[Source data — start]

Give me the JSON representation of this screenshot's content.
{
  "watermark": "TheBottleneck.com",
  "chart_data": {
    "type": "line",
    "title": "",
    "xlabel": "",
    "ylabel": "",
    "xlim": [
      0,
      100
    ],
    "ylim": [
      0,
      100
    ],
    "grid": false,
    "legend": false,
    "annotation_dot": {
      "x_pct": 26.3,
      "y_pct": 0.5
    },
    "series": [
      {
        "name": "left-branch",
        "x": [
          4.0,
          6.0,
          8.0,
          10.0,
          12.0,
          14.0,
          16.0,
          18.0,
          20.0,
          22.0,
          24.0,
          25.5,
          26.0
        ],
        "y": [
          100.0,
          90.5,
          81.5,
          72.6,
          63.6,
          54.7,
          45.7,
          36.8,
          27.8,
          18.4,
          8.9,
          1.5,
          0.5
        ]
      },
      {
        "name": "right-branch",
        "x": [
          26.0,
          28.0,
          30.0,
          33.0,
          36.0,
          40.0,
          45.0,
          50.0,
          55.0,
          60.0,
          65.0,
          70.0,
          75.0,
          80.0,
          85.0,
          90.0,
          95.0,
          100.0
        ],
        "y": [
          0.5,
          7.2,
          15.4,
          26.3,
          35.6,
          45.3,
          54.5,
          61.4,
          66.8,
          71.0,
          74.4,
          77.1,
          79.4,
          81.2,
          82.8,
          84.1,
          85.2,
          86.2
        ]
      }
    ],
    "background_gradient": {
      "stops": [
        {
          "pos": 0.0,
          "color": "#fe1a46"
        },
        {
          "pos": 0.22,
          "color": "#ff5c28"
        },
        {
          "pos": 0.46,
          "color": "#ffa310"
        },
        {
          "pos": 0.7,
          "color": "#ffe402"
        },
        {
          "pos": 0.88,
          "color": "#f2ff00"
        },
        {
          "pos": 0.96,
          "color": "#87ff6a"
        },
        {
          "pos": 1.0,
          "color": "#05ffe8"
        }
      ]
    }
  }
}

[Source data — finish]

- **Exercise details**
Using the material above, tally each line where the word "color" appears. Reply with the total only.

- **Answer to the exercise**
7